Amnesty International has condemned today’s court decision to uphold a five year sentence imposed on a Chinese activist who tried to publicize the number of children who died during the Sichuan earthquake and the corruption that led to their deaths.
The Chengdu City Intermediate People’s Court in Sichuan upheld Tan Zuoren’s sentence of five years imprisonment for “inciting subversion of state power” in a session lasting just 10 minutes.
“The entire trial and appeal process has been grossly unfair and politically motivated,” said Catherine Baber, Amnesty International’s Deputy Director for the Asia-Pacific. “China must free Tan Zuoren, and stop silencing social activists and anti-corruption campaigners with vague political charges and trials that do not even follow China’s own legal procedures.”
Tan Zuoren’s wife was permitted to attend the appeal, but his elder daughter waiting outside the court was taken away by two police officers in what was seen as an attempt to intimidate supporters gathered there.
Tan Zuoren, an environmental and human rights activist, was detained on 28 March 2009 after declaring his intention to release a list of names of children who died during the May 2008 Sichuan earthquake, along with an independent report on the collapse of school buildings during the quake.
Tan Zuoren’s trial in August 2009 was grossly unfair, ignoring China’s criminal justice procedures. Witnesses for the defense were prevented from testifying, and lawyers prevented from presenting arguments and evidence.
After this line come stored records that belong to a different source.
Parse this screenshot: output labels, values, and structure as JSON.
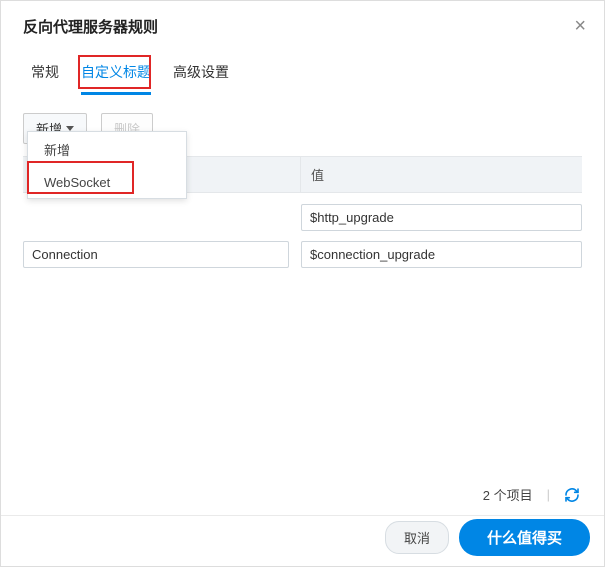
{
  "dialog": {
    "title": "反向代理服务器规则"
  },
  "tabs": {
    "general": "常规",
    "custom_headers": "自定义标题",
    "advanced": "高级设置"
  },
  "toolbar": {
    "add_label": "新增",
    "delete_label": "删除"
  },
  "dropdown": {
    "items": {
      "0": "新增",
      "1": "WebSocket"
    }
  },
  "table": {
    "headers": {
      "name": "",
      "value": "值"
    },
    "rows": [
      {
        "name": "",
        "value": "$http_upgrade"
      },
      {
        "name": "Connection",
        "value": "$connection_upgrade"
      }
    ]
  },
  "footer": {
    "count_text": "2 个项目",
    "cancel": "取消",
    "ok": "什么值得买"
  },
  "watermark": "值"
}
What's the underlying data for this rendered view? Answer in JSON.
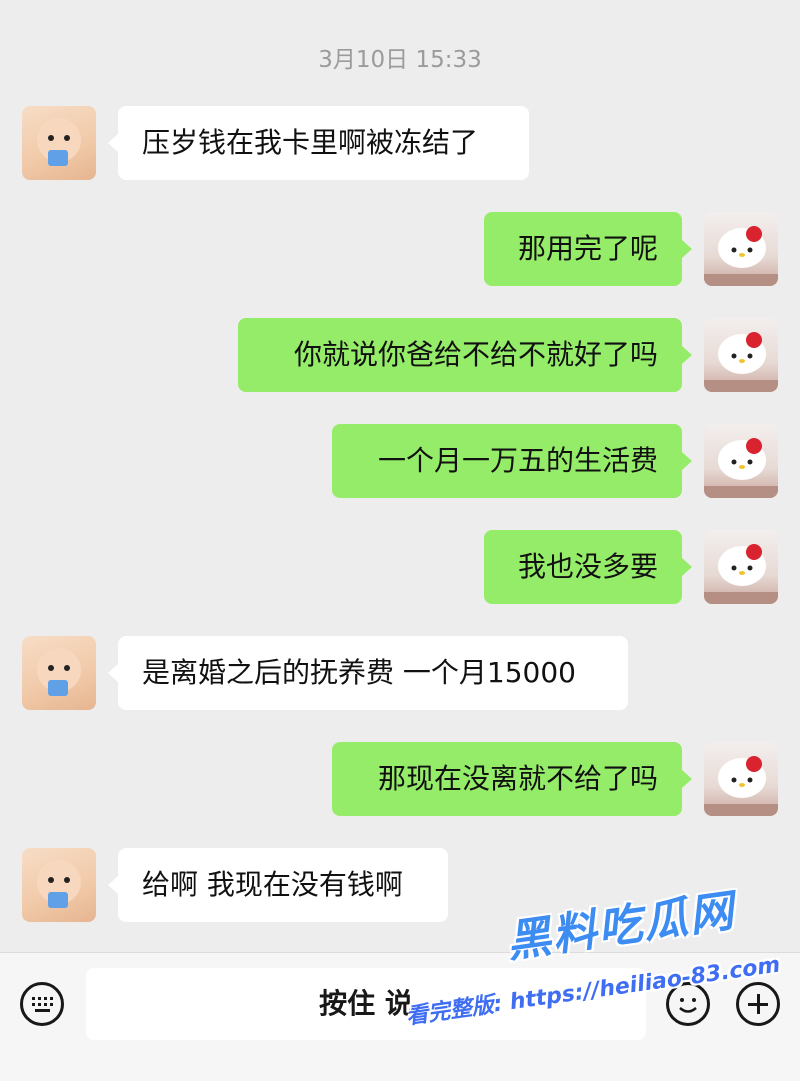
{
  "chat": {
    "timestamp": "3月10日 15:33",
    "messages": [
      {
        "side": "in",
        "text": "压岁钱在我卡里啊被冻结了"
      },
      {
        "side": "out",
        "text": "那用完了呢"
      },
      {
        "side": "out",
        "text": "你就说你爸给不给不就好了吗"
      },
      {
        "side": "out",
        "text": "一个月一万五的生活费"
      },
      {
        "side": "out",
        "text": "我也没多要"
      },
      {
        "side": "in",
        "text": "是离婚之后的抚养费 一个月15000"
      },
      {
        "side": "out",
        "text": "那现在没离就不给了吗"
      },
      {
        "side": "in",
        "text": "给啊 我现在没有钱啊"
      }
    ]
  },
  "input_bar": {
    "hold_to_talk_label": "按住 说",
    "keyboard_icon": "keyboard-icon",
    "emoji_icon": "emoji-icon",
    "plus_icon": "plus-icon"
  },
  "watermark": {
    "title": "黑料吃瓜网",
    "url_text": "看完整版: https://heiliao-83.com"
  },
  "colors": {
    "background": "#ededed",
    "outgoing_bubble": "#95ec69",
    "incoming_bubble": "#ffffff",
    "watermark": "#3d8cf2"
  }
}
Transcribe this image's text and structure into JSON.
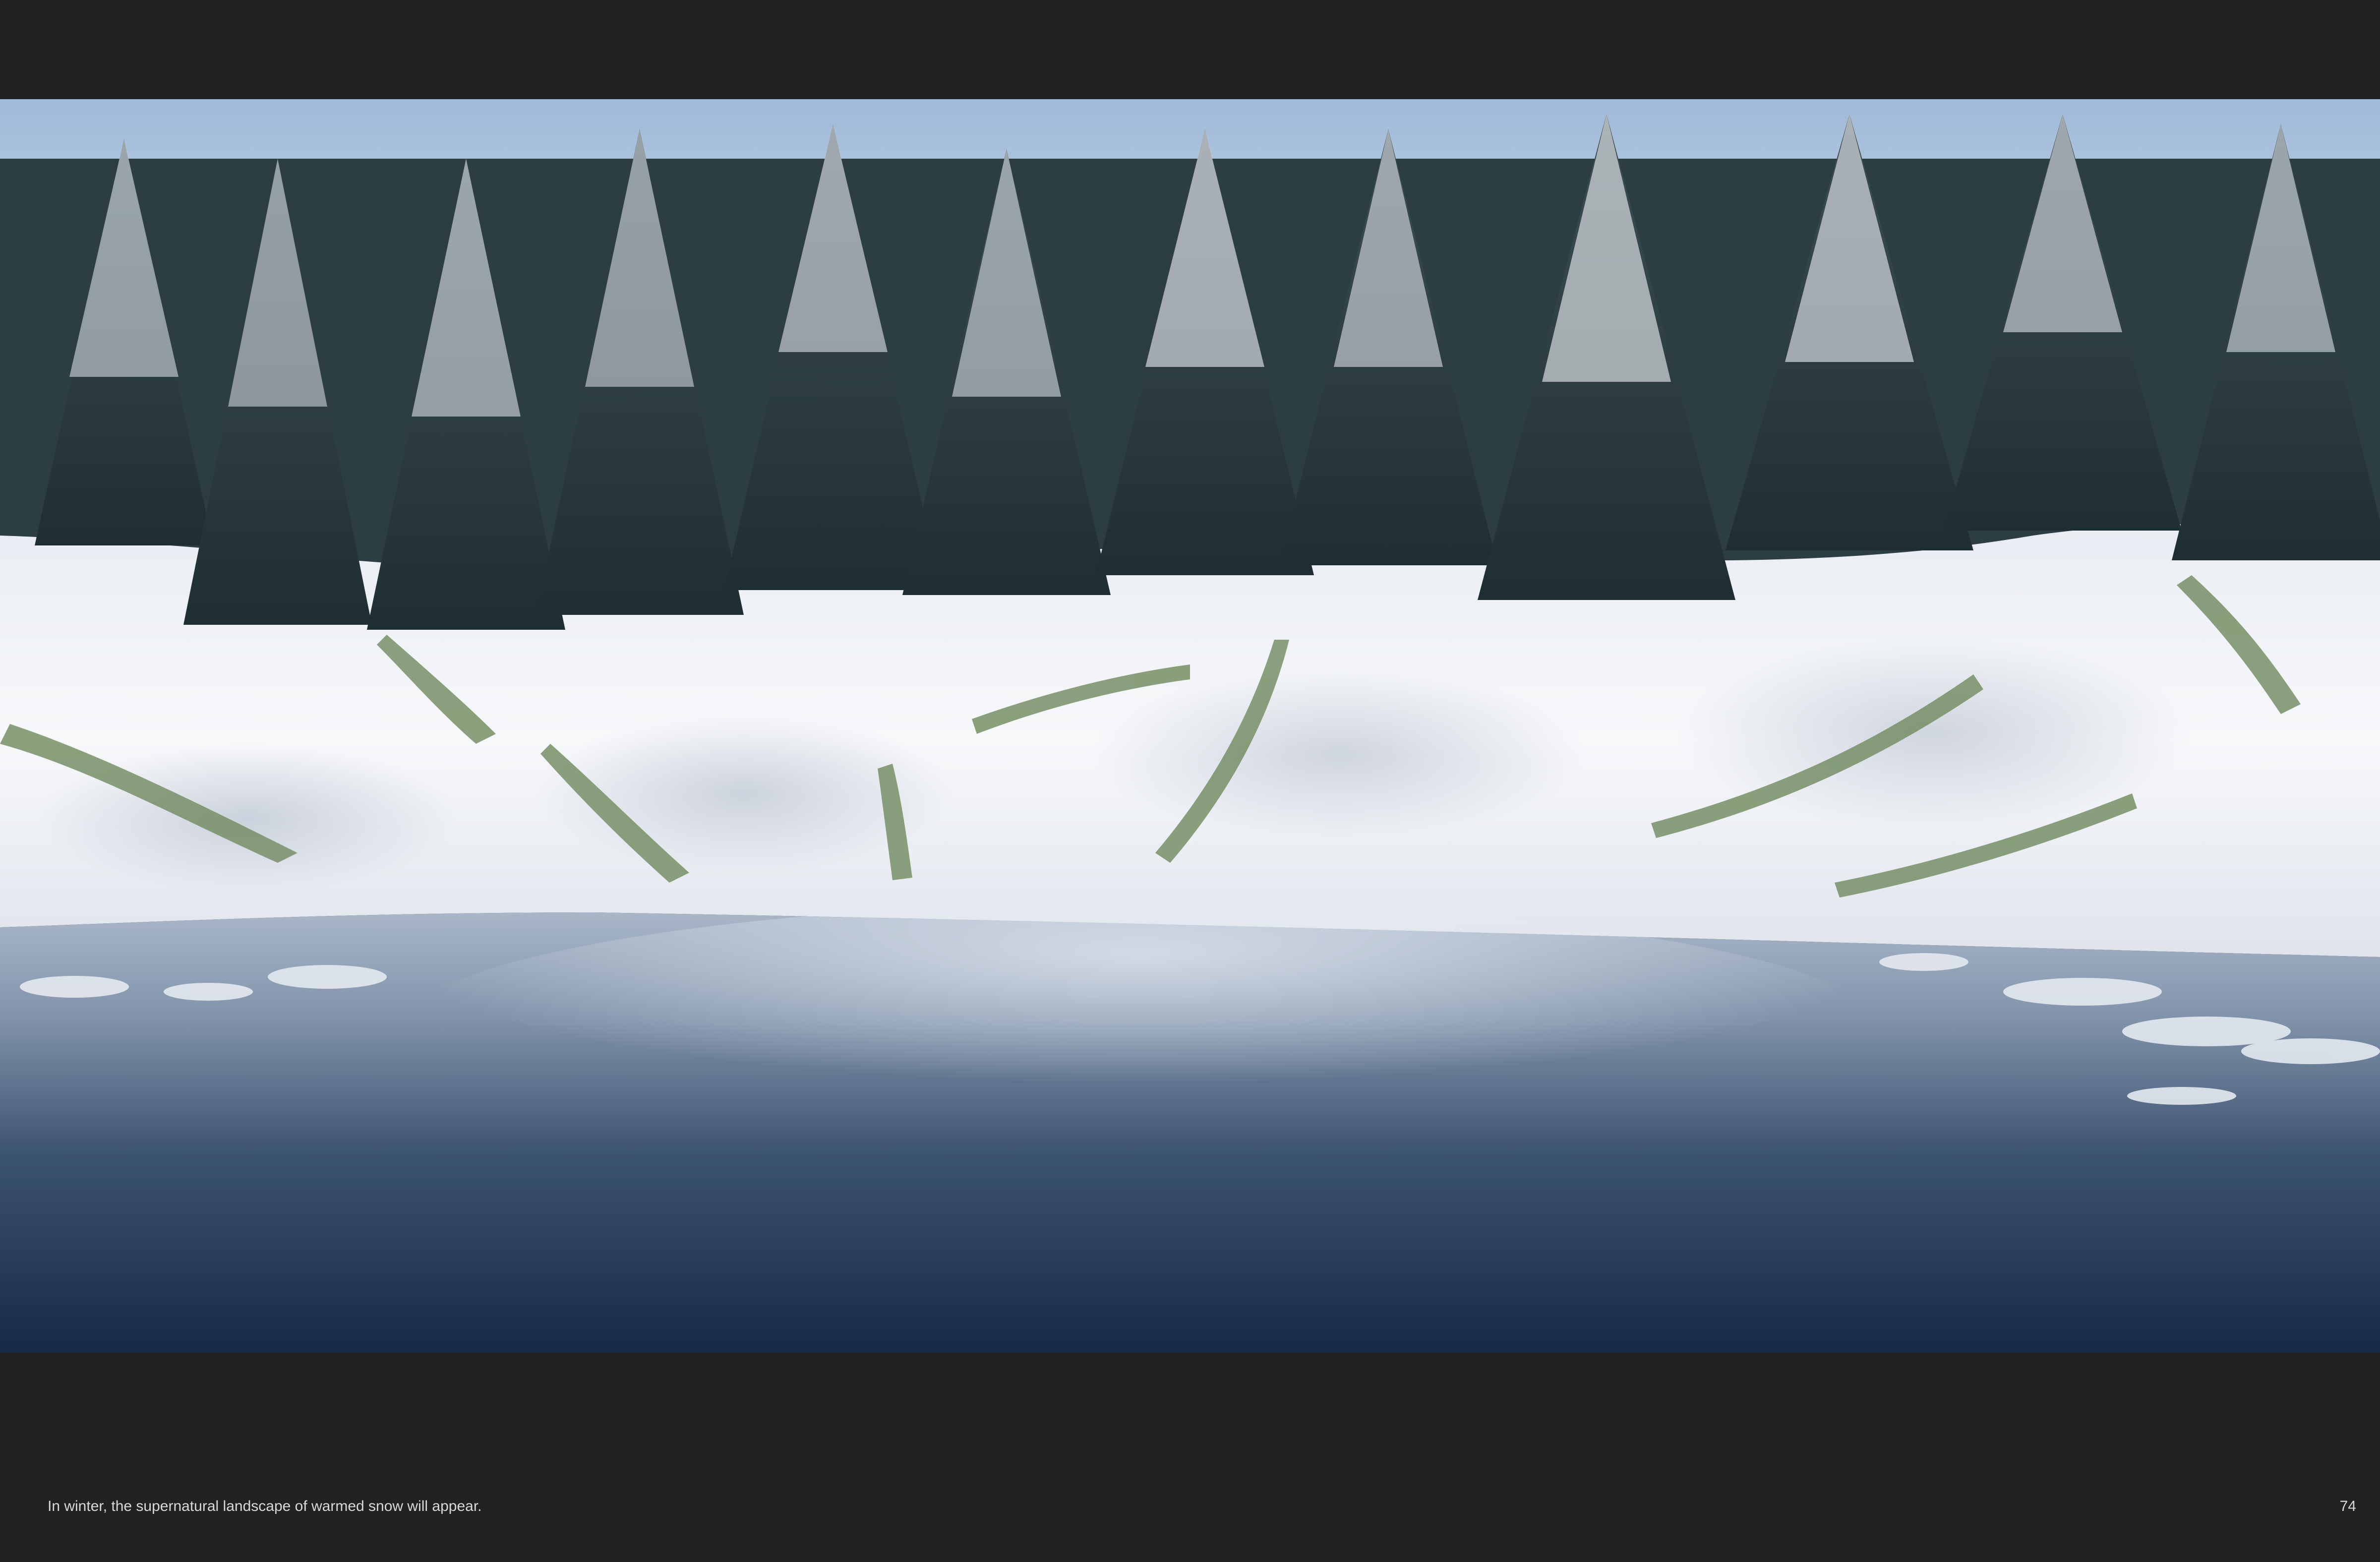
{
  "page": {
    "caption": "In winter, the supernatural landscape of warmed snow will appear.",
    "page_number": "74",
    "background_color": "#222222"
  },
  "image": {
    "subject": "snowy-forest-lake-render"
  }
}
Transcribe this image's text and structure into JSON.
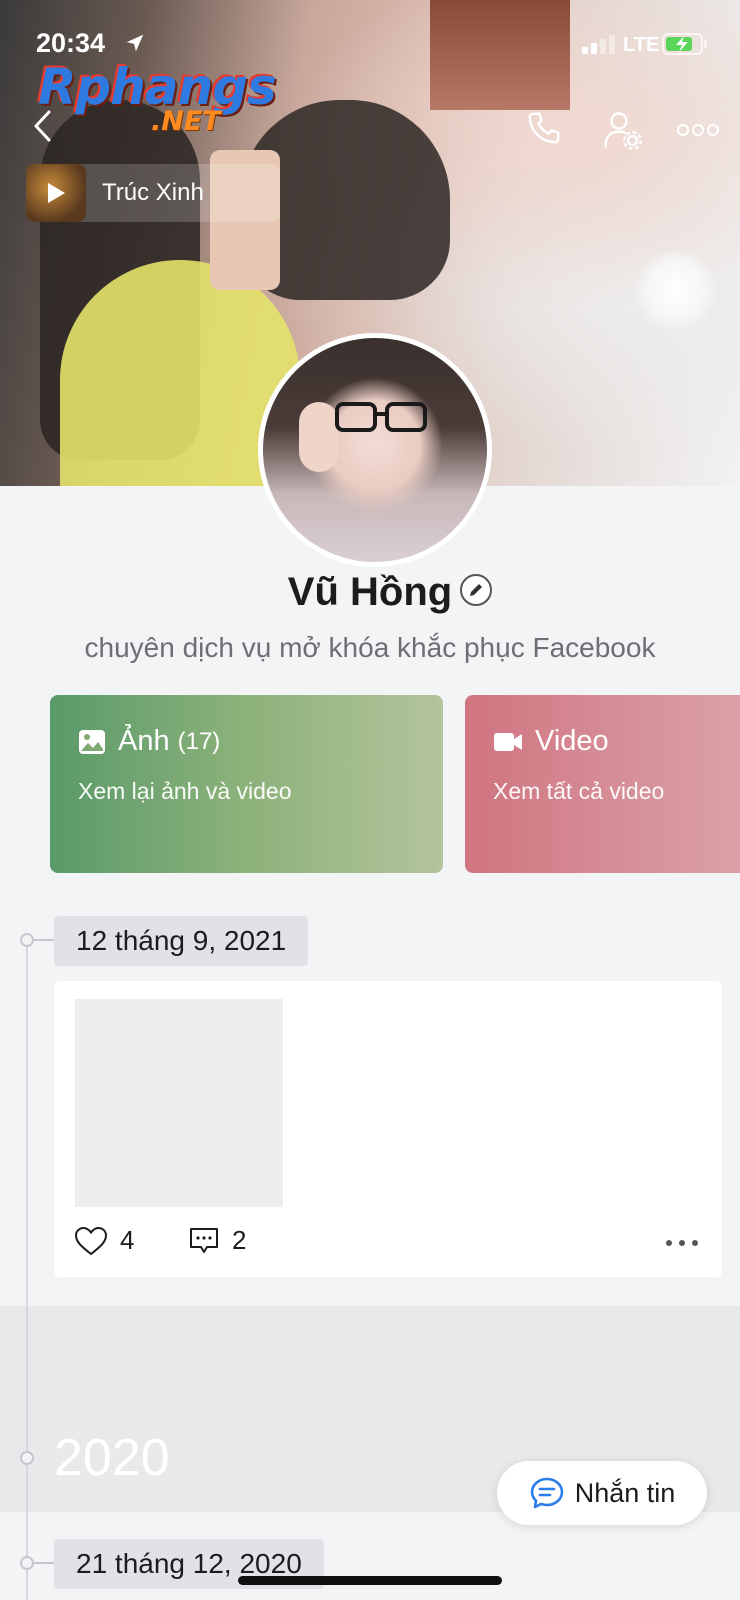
{
  "status_bar": {
    "time": "20:34",
    "network": "LTE"
  },
  "watermark": {
    "line1": "Rphangs",
    "line2": ".NET"
  },
  "music": {
    "title": "Trúc Xinh"
  },
  "profile": {
    "name": "Vũ Hồng",
    "bio": "chuyên dịch vụ mở khóa khắc phục Facebook"
  },
  "cards": {
    "photos": {
      "title": "Ảnh",
      "count": "(17)",
      "subtitle": "Xem lại ảnh và video"
    },
    "videos": {
      "title": "Video",
      "subtitle": "Xem tất cả video"
    }
  },
  "timeline": {
    "date1": "12 tháng 9, 2021",
    "post1": {
      "likes": "4",
      "comments": "2"
    },
    "year": "2020",
    "date2": "21 tháng 12, 2020"
  },
  "message_button": {
    "label": "Nhắn tin"
  },
  "colors": {
    "photo_card": "#5a9a6a",
    "video_card": "#d07480",
    "message_icon": "#2b7de9"
  }
}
One scheduled witness, the acclaimed artist Ai Weiwei, was detained by security forces until the trail had ended and was beaten until he required hospitalization.
The confirmation of sentence comes a day after China’s State Council issued a White Paper or policy document promoting the government’s “guarantee of citizens’ freedom of speech on the internet.” The White Paper also asserts the “public’s right to know, to participate, to be heard and to oversee in accordance with the law.”
“Tan Zuoren was exercising precisely these fundamental rights,” said Catherine Baber. “Continuing prosecutions of human rights defenders such as Tan Zuoren clearly demonstrates the gap between promises and practice on freedom of speech in China.”
The initial indictment made reference to Tan Zuoren’s activities relating to the Sichuan earthquake, although the ultimate verdict focused on his commemorations of the Tiananmen Square massacre of 4 June 1989 via an online diary posted on an overseas website “The Fire of Liberty” in 2007, and email contact with Wang Dan, an exiled 1989 student leader.